RAW DATA Block Start

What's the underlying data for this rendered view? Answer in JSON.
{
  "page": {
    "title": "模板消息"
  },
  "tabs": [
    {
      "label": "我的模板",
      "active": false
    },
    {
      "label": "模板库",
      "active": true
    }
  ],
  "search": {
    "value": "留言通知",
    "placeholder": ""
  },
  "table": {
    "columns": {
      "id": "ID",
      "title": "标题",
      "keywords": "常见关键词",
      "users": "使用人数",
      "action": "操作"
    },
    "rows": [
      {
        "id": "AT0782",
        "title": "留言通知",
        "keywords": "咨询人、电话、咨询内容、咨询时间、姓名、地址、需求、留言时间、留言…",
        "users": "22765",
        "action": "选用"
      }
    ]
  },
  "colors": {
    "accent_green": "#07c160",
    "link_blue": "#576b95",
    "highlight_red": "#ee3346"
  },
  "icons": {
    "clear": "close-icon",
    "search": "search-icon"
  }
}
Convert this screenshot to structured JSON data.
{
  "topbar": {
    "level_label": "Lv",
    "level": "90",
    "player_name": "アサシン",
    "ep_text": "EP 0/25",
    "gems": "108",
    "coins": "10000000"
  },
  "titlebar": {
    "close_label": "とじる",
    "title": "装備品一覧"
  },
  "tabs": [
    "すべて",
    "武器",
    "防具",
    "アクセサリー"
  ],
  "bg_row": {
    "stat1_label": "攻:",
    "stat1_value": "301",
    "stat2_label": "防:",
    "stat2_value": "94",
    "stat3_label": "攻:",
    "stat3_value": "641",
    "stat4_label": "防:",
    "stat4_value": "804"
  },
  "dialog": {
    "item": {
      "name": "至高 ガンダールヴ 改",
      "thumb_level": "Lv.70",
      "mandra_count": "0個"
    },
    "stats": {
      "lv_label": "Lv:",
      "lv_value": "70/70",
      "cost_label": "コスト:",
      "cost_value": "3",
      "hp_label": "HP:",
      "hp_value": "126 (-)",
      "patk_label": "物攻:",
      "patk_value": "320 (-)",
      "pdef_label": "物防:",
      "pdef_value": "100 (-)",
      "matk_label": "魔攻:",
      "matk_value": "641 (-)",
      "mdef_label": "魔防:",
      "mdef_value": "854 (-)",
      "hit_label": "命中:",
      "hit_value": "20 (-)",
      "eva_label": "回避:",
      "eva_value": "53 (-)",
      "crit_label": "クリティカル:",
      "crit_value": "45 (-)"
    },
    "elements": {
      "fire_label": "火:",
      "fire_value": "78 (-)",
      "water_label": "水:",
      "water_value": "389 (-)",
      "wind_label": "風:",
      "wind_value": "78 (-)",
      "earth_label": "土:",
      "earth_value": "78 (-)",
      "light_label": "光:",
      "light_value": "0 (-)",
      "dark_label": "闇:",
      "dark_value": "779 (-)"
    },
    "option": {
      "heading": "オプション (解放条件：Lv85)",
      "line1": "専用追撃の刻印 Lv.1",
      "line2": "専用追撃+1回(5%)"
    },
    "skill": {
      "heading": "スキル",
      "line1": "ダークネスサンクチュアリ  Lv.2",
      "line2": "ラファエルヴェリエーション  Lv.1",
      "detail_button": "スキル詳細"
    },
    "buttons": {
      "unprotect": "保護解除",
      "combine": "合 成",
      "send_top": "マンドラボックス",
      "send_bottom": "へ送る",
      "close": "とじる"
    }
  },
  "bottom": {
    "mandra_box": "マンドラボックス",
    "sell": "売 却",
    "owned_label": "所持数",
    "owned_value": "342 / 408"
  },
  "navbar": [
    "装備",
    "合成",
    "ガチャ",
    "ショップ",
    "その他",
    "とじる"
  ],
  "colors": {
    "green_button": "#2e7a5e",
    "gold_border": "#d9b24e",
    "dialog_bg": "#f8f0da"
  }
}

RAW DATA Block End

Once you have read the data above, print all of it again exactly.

What's the underlying data for this rendered view? Answer in JSON.
{
  "page": {
    "title": "模板消息"
  },
  "tabs": [
    {
      "label": "我的模板",
      "active": false
    },
    {
      "label": "模板库",
      "active": true
    }
  ],
  "search": {
    "value": "留言通知",
    "placeholder": ""
  },
  "table": {
    "columns": {
      "id": "ID",
      "title": "标题",
      "keywords": "常见关键词",
      "users": "使用人数",
      "action": "操作"
    },
    "rows": [
      {
        "id": "AT0782",
        "title": "留言通知",
        "keywords": "咨询人、电话、咨询内容、咨询时间、姓名、地址、需求、留言时间、留言…",
        "users": "22765",
        "action": "选用"
      }
    ]
  },
  "colors": {
    "accent_green": "#07c160",
    "link_blue": "#576b95",
    "highlight_red": "#ee3346"
  },
  "icons": {
    "clear": "close-icon",
    "search": "search-icon"
  }
}
Convert this screenshot to structured JSON data.
{
  "topbar": {
    "level_label": "Lv",
    "level": "90",
    "player_name": "アサシン",
    "ep_text": "EP 0/25",
    "gems": "108",
    "coins": "10000000"
  },
  "titlebar": {
    "close_label": "とじる",
    "title": "装備品一覧"
  },
  "tabs": [
    "すべて",
    "武器",
    "防具",
    "アクセサリー"
  ],
  "bg_row": {
    "stat1_label": "攻:",
    "stat1_value": "301",
    "stat2_label": "防:",
    "stat2_value": "94",
    "stat3_label": "攻:",
    "stat3_value": "641",
    "stat4_label": "防:",
    "stat4_value": "804"
  },
  "dialog": {
    "item": {
      "name": "至高 ガンダールヴ 改",
      "thumb_level": "Lv.70",
      "mandra_count": "0個"
    },
    "stats": {
      "lv_label": "Lv:",
      "lv_value": "70/70",
      "cost_label": "コスト:",
      "cost_value": "3",
      "hp_label": "HP:",
      "hp_value": "126 (-)",
      "patk_label": "物攻:",
      "patk_value": "320 (-)",
      "pdef_label": "物防:",
      "pdef_value": "100 (-)",
      "matk_label": "魔攻:",
      "matk_value": "641 (-)",
      "mdef_label": "魔防:",
      "mdef_value": "854 (-)",
      "hit_label": "命中:",
      "hit_value": "20 (-)",
      "eva_label": "回避:",
      "eva_value": "53 (-)",
      "crit_label": "クリティカル:",
      "crit_value": "45 (-)"
    },
    "elements": {
      "fire_label": "火:",
      "fire_value": "78 (-)",
      "water_label": "水:",
      "water_value": "389 (-)",
      "wind_label": "風:",
      "wind_value": "78 (-)",
      "earth_label": "土:",
      "earth_value": "78 (-)",
      "light_label": "光:",
      "light_value": "0 (-)",
      "dark_label": "闇:",
      "dark_value": "779 (-)"
    },
    "option": {
      "heading": "オプション (解放条件：Lv85)",
      "line1": "専用追撃の刻印 Lv.1",
      "line2": "専用追撃+1回(5%)"
    },
    "skill": {
      "heading": "スキル",
      "line1": "ダークネスサンクチュアリ  Lv.2",
      "line2": "ラファエルヴェリエーション  Lv.1",
      "detail_button": "スキル詳細"
    },
    "buttons": {
      "unprotect": "保護解除",
      "combine": "合 成",
      "send_top": "マンドラボックス",
      "send_bottom": "へ送る",
      "close": "とじる"
    }
  },
  "bottom": {
    "mandra_box": "マンドラボックス",
    "sell": "売 却",
    "owned_label": "所持数",
    "owned_value": "342 / 408"
  },
  "navbar": [
    "装備",
    "合成",
    "ガチャ",
    "ショップ",
    "その他",
    "とじる"
  ],
  "colors": {
    "green_button": "#2e7a5e",
    "gold_border": "#d9b24e",
    "dialog_bg": "#f8f0da"
  }
}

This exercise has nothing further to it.